What is the East to the West? On Our Inspiring Meetings

Anna Katarzyna Maleszko
(National Museum in Warsaw, Polish Institute of World Art Studies)

Since the end of the 19th century cultural and anthropological studies coined multiple theories – often contradictory – about the permeation and mutual influences of dissimilar civilisations and cultures. Today, thanks to the development of technology and communication, we effortlessly navigate through multiple cultures. Slowly, the term “culture” itself becomes problematic. Back in the days, this word meant “refinement”, or – as Matthew Arnold put it – “the study of perfection”. Since the research by Franz Boas we do not speak about culture anymore, but about cultures built by different societies. Currently anthropologists more and more reluctantly use the word “culture”, paying homage to the view that “humanity […] bode farewell to the world in which one could […] see a cultural mosaic, made of separate fragments with clearly marked edges. Cultural relations cut through the world with more and more lines”.

Poland is a country of a strong national identity, which at the same time has a culture that has been taking by the handful from the property of other countries and processing these acquired elements after its own fashion, satisfying its own taste. Poles are prone to admiration of otherness connected with the disavowing of Polishness. This can be dangerous, but it can also bear good fruit and bring positive outcomes. The latter, in my opinion is true for our contacts with the Japanese culture, which has unchangeably, for more than century, evoked admiration and become a source of various inspirations.
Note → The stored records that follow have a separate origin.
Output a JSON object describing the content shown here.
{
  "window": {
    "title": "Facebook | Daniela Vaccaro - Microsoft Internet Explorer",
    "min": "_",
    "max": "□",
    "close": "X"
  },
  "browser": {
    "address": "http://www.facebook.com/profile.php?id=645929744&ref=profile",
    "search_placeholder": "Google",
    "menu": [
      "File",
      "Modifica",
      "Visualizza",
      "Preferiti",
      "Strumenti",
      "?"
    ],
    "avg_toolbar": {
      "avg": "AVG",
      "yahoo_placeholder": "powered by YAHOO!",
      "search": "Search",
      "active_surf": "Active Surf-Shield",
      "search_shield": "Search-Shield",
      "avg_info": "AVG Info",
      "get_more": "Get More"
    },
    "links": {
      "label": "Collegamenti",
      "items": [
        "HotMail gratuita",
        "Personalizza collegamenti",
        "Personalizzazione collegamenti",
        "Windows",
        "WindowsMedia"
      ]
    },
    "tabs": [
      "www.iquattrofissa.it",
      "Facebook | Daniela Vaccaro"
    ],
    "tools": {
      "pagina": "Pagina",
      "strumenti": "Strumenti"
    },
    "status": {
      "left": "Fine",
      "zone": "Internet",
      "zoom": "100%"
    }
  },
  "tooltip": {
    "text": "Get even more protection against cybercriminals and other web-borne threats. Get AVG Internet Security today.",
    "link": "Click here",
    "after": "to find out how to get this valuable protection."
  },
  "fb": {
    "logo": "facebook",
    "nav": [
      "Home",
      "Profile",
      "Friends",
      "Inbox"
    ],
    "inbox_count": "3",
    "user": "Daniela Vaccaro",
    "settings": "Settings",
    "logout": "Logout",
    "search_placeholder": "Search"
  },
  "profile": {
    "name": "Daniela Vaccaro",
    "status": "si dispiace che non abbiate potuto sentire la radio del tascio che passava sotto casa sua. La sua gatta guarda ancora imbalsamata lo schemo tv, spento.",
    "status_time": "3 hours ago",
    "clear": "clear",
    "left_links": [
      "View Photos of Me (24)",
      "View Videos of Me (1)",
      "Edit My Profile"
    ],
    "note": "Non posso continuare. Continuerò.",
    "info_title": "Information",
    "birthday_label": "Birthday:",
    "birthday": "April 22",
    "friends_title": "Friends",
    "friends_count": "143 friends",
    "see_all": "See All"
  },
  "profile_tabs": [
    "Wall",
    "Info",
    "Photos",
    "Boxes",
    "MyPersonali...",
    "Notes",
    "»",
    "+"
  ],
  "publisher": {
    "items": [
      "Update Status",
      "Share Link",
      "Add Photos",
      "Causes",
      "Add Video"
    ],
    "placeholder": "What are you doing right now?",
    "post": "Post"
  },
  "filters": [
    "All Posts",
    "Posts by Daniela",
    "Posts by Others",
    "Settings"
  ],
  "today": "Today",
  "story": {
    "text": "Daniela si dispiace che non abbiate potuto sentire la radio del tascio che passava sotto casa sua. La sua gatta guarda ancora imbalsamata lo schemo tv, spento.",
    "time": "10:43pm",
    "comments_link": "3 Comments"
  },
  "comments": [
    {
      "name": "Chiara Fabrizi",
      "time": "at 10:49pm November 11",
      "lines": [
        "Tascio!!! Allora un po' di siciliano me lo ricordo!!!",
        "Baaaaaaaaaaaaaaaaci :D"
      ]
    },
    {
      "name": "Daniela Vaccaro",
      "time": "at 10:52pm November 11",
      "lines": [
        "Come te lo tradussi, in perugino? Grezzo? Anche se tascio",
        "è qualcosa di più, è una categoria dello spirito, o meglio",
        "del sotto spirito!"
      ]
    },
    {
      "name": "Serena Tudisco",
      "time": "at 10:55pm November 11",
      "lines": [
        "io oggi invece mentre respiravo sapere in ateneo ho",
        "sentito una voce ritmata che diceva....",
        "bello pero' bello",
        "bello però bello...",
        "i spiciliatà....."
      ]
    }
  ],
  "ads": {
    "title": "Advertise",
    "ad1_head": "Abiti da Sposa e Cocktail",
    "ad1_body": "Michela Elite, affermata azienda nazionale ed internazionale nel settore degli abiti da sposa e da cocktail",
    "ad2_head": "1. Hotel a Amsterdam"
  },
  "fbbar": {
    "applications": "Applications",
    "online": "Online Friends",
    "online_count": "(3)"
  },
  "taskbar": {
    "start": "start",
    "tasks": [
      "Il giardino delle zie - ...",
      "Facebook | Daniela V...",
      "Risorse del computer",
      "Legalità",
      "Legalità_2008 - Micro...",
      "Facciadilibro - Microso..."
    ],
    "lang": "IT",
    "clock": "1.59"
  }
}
Particular reflections on this topic have been inspired in me by the events accompanying three exhibitions that I organised in the years 2015-2016. I would like to share these observations and offer my own understanding of the causes of such great interest in Japanese art and culture in general in Poland.